[…] The attack […] can compromise those Uconnect computers—an optional upgrade feature that doesn’t come standard in the Chrysler vehicles—through their cellular Internet connection to tamper with dashboard functions and track their GPS coordinates.
For 2014 Jeep Cherokees in particular, [the attack extends] to the vehicle’s CAN bus, the network that controls functions like steering, brakes, and transmission.
Attacks like this become a safety critical issue — rather than just an annoyance — due to two factors.
First, all software sucks, with consumers failing to demand the kind of qualities in software that they now routinely expect in hardware (mostly, to be fair, because consumers don’t know to ask — or how to ask).
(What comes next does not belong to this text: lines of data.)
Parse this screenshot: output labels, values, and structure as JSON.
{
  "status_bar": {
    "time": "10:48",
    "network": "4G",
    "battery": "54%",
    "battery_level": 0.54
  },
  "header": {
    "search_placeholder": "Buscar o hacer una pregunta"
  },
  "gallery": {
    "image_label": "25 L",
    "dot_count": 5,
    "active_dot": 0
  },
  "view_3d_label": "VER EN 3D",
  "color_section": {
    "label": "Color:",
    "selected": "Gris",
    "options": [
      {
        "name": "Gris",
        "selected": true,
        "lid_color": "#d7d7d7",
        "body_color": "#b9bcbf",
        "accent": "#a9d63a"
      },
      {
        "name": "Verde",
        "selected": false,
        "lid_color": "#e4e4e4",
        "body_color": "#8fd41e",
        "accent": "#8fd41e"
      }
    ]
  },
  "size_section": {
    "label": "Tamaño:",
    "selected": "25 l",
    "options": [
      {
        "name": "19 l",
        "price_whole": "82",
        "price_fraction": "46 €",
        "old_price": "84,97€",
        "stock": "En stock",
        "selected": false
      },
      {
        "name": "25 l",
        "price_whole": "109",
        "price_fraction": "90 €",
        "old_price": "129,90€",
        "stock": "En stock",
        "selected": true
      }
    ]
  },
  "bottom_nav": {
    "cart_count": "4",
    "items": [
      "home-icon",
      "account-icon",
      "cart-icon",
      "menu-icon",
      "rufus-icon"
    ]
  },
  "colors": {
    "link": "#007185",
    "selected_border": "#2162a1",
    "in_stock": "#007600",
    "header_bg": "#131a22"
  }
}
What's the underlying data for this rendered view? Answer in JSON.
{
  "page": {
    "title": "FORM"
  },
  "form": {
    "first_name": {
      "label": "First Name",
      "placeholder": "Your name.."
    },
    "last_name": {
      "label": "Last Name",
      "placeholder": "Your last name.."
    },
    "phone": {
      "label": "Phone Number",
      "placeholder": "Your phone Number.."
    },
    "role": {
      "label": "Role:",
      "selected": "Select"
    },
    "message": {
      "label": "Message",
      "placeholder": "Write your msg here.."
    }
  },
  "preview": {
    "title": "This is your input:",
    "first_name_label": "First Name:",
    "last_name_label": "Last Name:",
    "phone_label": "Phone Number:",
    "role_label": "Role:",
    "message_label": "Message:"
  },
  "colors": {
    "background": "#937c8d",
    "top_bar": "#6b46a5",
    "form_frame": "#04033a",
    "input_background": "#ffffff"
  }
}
Worse, most engineering reliability analyses don’t know how to model software reliability, so it gets neatly tuned out of a hardware failure modes analysis — meaning that it’s then easy to make the incorrect assumption that the software can’t fail, let alone take hardware out with it.
Engineers and other technical types might not make that assumption, but they’re not the ones generally making the decisions on what and where to cut the budget. Which brings us to the second factor: businesses are attuned to looking for maximum profit at minimum cost.
That means in turn that obvious safety considerations, such as not having any form of physical link between safety critical systems and online entertainment systems, are foregone because it’s an easy way to cut costs. One set of connectivity is cheaper than two, particularly when the safety critical systems already have sensors and the like which the entertainment systems can then utilise.